_Data items_

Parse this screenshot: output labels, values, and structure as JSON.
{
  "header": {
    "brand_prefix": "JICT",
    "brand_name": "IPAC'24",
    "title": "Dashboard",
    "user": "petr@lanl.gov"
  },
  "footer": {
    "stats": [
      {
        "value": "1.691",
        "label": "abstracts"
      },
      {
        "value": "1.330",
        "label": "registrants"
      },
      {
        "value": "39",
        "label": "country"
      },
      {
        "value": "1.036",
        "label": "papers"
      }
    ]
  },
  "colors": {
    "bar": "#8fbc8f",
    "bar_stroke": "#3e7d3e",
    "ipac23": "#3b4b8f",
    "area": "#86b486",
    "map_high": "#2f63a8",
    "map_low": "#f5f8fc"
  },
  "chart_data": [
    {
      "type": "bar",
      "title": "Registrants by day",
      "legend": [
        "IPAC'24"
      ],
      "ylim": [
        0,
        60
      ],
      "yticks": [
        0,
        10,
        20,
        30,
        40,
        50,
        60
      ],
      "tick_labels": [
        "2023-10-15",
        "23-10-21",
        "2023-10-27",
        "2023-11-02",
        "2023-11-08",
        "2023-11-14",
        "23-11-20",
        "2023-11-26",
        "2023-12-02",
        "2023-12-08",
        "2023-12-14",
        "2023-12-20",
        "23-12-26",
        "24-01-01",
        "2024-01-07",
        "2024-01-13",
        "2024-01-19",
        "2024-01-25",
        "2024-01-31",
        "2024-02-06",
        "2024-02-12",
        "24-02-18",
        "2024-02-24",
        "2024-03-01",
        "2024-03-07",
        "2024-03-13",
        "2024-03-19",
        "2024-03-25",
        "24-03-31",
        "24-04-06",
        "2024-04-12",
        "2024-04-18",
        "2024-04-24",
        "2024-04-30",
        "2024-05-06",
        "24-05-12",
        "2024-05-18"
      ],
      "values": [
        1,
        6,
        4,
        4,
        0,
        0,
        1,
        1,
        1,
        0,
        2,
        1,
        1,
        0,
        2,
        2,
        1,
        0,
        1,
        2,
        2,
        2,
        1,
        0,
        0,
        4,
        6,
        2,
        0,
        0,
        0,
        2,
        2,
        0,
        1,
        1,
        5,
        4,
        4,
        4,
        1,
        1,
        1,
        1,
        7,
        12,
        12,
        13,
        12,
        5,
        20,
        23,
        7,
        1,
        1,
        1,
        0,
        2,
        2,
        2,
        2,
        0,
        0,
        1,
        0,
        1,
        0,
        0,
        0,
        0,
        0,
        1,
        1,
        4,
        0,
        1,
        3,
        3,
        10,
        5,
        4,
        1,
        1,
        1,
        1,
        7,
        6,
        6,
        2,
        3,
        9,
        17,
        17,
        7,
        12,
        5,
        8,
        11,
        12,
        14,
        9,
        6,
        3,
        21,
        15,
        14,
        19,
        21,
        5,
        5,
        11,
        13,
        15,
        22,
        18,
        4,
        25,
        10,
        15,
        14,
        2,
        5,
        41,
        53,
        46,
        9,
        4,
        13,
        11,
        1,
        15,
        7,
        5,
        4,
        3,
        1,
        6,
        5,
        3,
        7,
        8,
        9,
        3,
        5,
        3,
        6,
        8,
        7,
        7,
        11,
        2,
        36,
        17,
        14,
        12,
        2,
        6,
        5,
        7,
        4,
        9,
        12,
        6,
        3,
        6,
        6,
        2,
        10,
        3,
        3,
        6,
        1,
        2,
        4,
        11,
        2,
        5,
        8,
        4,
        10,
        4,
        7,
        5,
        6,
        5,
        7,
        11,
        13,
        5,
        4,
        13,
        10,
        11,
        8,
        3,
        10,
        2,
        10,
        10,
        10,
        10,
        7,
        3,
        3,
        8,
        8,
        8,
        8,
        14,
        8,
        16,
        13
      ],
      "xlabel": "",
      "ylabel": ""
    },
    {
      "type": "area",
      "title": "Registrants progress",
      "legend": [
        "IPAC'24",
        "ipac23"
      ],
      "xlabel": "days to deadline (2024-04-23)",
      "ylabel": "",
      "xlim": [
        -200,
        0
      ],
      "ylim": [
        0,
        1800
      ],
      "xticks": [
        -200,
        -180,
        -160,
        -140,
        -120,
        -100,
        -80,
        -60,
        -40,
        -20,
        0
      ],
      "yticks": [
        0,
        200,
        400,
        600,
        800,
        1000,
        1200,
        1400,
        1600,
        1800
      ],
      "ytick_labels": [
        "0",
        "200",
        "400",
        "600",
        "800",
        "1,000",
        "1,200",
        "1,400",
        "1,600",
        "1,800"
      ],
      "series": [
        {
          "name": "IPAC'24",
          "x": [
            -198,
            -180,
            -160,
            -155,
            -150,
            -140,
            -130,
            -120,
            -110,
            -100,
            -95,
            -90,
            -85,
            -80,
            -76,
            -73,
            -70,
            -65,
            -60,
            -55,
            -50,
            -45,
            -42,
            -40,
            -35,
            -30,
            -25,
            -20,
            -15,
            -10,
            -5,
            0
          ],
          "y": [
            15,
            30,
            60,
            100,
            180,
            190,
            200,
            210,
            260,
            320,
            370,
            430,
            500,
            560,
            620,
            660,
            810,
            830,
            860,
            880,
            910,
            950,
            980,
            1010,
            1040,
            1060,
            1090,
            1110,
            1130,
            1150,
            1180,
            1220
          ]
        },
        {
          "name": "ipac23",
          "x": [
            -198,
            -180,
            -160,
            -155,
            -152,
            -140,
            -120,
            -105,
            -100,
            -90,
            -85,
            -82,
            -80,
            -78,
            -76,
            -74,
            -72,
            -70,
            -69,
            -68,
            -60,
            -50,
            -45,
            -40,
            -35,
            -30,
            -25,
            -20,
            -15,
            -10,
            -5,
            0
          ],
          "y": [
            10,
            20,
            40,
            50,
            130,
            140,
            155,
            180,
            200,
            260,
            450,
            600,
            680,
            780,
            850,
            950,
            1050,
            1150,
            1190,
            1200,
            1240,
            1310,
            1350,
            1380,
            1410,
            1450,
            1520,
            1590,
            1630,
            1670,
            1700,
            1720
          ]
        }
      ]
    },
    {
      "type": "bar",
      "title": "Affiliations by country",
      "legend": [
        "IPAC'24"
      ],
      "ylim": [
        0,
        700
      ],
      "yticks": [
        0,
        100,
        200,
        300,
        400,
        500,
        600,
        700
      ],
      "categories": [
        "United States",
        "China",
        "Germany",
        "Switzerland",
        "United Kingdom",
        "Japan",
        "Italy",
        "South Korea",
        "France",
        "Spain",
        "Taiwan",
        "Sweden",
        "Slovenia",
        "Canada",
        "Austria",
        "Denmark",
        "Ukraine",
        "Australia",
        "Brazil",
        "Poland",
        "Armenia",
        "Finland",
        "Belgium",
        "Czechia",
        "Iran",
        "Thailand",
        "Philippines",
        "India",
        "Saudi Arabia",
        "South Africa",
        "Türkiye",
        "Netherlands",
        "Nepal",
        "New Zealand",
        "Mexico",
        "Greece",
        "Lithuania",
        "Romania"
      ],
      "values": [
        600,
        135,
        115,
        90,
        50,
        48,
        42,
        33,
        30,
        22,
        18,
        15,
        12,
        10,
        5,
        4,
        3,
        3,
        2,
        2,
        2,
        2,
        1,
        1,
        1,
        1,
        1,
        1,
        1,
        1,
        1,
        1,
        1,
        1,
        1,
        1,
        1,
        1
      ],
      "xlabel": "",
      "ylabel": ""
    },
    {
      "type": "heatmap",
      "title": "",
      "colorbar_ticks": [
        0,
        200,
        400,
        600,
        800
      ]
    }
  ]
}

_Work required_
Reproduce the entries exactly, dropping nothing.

_Expected output_
Parse this screenshot: output labels, values, and structure as JSON.
{
  "header": {
    "brand_prefix": "JICT",
    "brand_name": "IPAC'24",
    "title": "Dashboard",
    "user": "petr@lanl.gov"
  },
  "footer": {
    "stats": [
      {
        "value": "1.691",
        "label": "abstracts"
      },
      {
        "value": "1.330",
        "label": "registrants"
      },
      {
        "value": "39",
        "label": "country"
      },
      {
        "value": "1.036",
        "label": "papers"
      }
    ]
  },
  "colors": {
    "bar": "#8fbc8f",
    "bar_stroke": "#3e7d3e",
    "ipac23": "#3b4b8f",
    "area": "#86b486",
    "map_high": "#2f63a8",
    "map_low": "#f5f8fc"
  },
  "chart_data": [
    {
      "type": "bar",
      "title": "Registrants by day",
      "legend": [
        "IPAC'24"
      ],
      "ylim": [
        0,
        60
      ],
      "yticks": [
        0,
        10,
        20,
        30,
        40,
        50,
        60
      ],
      "tick_labels": [
        "2023-10-15",
        "23-10-21",
        "2023-10-27",
        "2023-11-02",
        "2023-11-08",
        "2023-11-14",
        "23-11-20",
        "2023-11-26",
        "2023-12-02",
        "2023-12-08",
        "2023-12-14",
        "2023-12-20",
        "23-12-26",
        "24-01-01",
        "2024-01-07",
        "2024-01-13",
        "2024-01-19",
        "2024-01-25",
        "2024-01-31",
        "2024-02-06",
        "2024-02-12",
        "24-02-18",
        "2024-02-24",
        "2024-03-01",
        "2024-03-07",
        "2024-03-13",
        "2024-03-19",
        "2024-03-25",
        "24-03-31",
        "24-04-06",
        "2024-04-12",
        "2024-04-18",
        "2024-04-24",
        "2024-04-30",
        "2024-05-06",
        "24-05-12",
        "2024-05-18"
      ],
      "values": [
        1,
        6,
        4,
        4,
        0,
        0,
        1,
        1,
        1,
        0,
        2,
        1,
        1,
        0,
        2,
        2,
        1,
        0,
        1,
        2,
        2,
        2,
        1,
        0,
        0,
        4,
        6,
        2,
        0,
        0,
        0,
        2,
        2,
        0,
        1,
        1,
        5,
        4,
        4,
        4,
        1,
        1,
        1,
        1,
        7,
        12,
        12,
        13,
        12,
        5,
        20,
        23,
        7,
        1,
        1,
        1,
        0,
        2,
        2,
        2,
        2,
        0,
        0,
        1,
        0,
        1,
        0,
        0,
        0,
        0,
        0,
        1,
        1,
        4,
        0,
        1,
        3,
        3,
        10,
        5,
        4,
        1,
        1,
        1,
        1,
        7,
        6,
        6,
        2,
        3,
        9,
        17,
        17,
        7,
        12,
        5,
        8,
        11,
        12,
        14,
        9,
        6,
        3,
        21,
        15,
        14,
        19,
        21,
        5,
        5,
        11,
        13,
        15,
        22,
        18,
        4,
        25,
        10,
        15,
        14,
        2,
        5,
        41,
        53,
        46,
        9,
        4,
        13,
        11,
        1,
        15,
        7,
        5,
        4,
        3,
        1,
        6,
        5,
        3,
        7,
        8,
        9,
        3,
        5,
        3,
        6,
        8,
        7,
        7,
        11,
        2,
        36,
        17,
        14,
        12,
        2,
        6,
        5,
        7,
        4,
        9,
        12,
        6,
        3,
        6,
        6,
        2,
        10,
        3,
        3,
        6,
        1,
        2,
        4,
        11,
        2,
        5,
        8,
        4,
        10,
        4,
        7,
        5,
        6,
        5,
        7,
        11,
        13,
        5,
        4,
        13,
        10,
        11,
        8,
        3,
        10,
        2,
        10,
        10,
        10,
        10,
        7,
        3,
        3,
        8,
        8,
        8,
        8,
        14,
        8,
        16,
        13
      ],
      "xlabel": "",
      "ylabel": ""
    },
    {
      "type": "area",
      "title": "Registrants progress",
      "legend": [
        "IPAC'24",
        "ipac23"
      ],
      "xlabel": "days to deadline (2024-04-23)",
      "ylabel": "",
      "xlim": [
        -200,
        0
      ],
      "ylim": [
        0,
        1800
      ],
      "xticks": [
        -200,
        -180,
        -160,
        -140,
        -120,
        -100,
        -80,
        -60,
        -40,
        -20,
        0
      ],
      "yticks": [
        0,
        200,
        400,
        600,
        800,
        1000,
        1200,
        1400,
        1600,
        1800
      ],
      "ytick_labels": [
        "0",
        "200",
        "400",
        "600",
        "800",
        "1,000",
        "1,200",
        "1,400",
        "1,600",
        "1,800"
      ],
      "series": [
        {
          "name": "IPAC'24",
          "x": [
            -198,
            -180,
            -160,
            -155,
            -150,
            -140,
            -130,
            -120,
            -110,
            -100,
            -95,
            -90,
            -85,
            -80,
            -76,
            -73,
            -70,
            -65,
            -60,
            -55,
            -50,
            -45,
            -42,
            -40,
            -35,
            -30,
            -25,
            -20,
            -15,
            -10,
            -5,
            0
          ],
          "y": [
            15,
            30,
            60,
            100,
            180,
            190,
            200,
            210,
            260,
            320,
            370,
            430,
            500,
            560,
            620,
            660,
            810,
            830,
            860,
            880,
            910,
            950,
            980,
            1010,
            1040,
            1060,
            1090,
            1110,
            1130,
            1150,
            1180,
            1220
          ]
        },
        {
          "name": "ipac23",
          "x": [
            -198,
            -180,
            -160,
            -155,
            -152,
            -140,
            -120,
            -105,
            -100,
            -90,
            -85,
            -82,
            -80,
            -78,
            -76,
            -74,
            -72,
            -70,
            -69,
            -68,
            -60,
            -50,
            -45,
            -40,
            -35,
            -30,
            -25,
            -20,
            -15,
            -10,
            -5,
            0
          ],
          "y": [
            10,
            20,
            40,
            50,
            130,
            140,
            155,
            180,
            200,
            260,
            450,
            600,
            680,
            780,
            850,
            950,
            1050,
            1150,
            1190,
            1200,
            1240,
            1310,
            1350,
            1380,
            1410,
            1450,
            1520,
            1590,
            1630,
            1670,
            1700,
            1720
          ]
        }
      ]
    },
    {
      "type": "bar",
      "title": "Affiliations by country",
      "legend": [
        "IPAC'24"
      ],
      "ylim": [
        0,
        700
      ],
      "yticks": [
        0,
        100,
        200,
        300,
        400,
        500,
        600,
        700
      ],
      "categories": [
        "United States",
        "China",
        "Germany",
        "Switzerland",
        "United Kingdom",
        "Japan",
        "Italy",
        "South Korea",
        "France",
        "Spain",
        "Taiwan",
        "Sweden",
        "Slovenia",
        "Canada",
        "Austria",
        "Denmark",
        "Ukraine",
        "Australia",
        "Brazil",
        "Poland",
        "Armenia",
        "Finland",
        "Belgium",
        "Czechia",
        "Iran",
        "Thailand",
        "Philippines",
        "India",
        "Saudi Arabia",
        "South Africa",
        "Türkiye",
        "Netherlands",
        "Nepal",
        "New Zealand",
        "Mexico",
        "Greece",
        "Lithuania",
        "Romania"
      ],
      "values": [
        600,
        135,
        115,
        90,
        50,
        48,
        42,
        33,
        30,
        22,
        18,
        15,
        12,
        10,
        5,
        4,
        3,
        3,
        2,
        2,
        2,
        2,
        1,
        1,
        1,
        1,
        1,
        1,
        1,
        1,
        1,
        1,
        1,
        1,
        1,
        1,
        1,
        1
      ],
      "xlabel": "",
      "ylabel": ""
    },
    {
      "type": "heatmap",
      "title": "",
      "colorbar_ticks": [
        0,
        200,
        400,
        600,
        800
      ]
    }
  ]
}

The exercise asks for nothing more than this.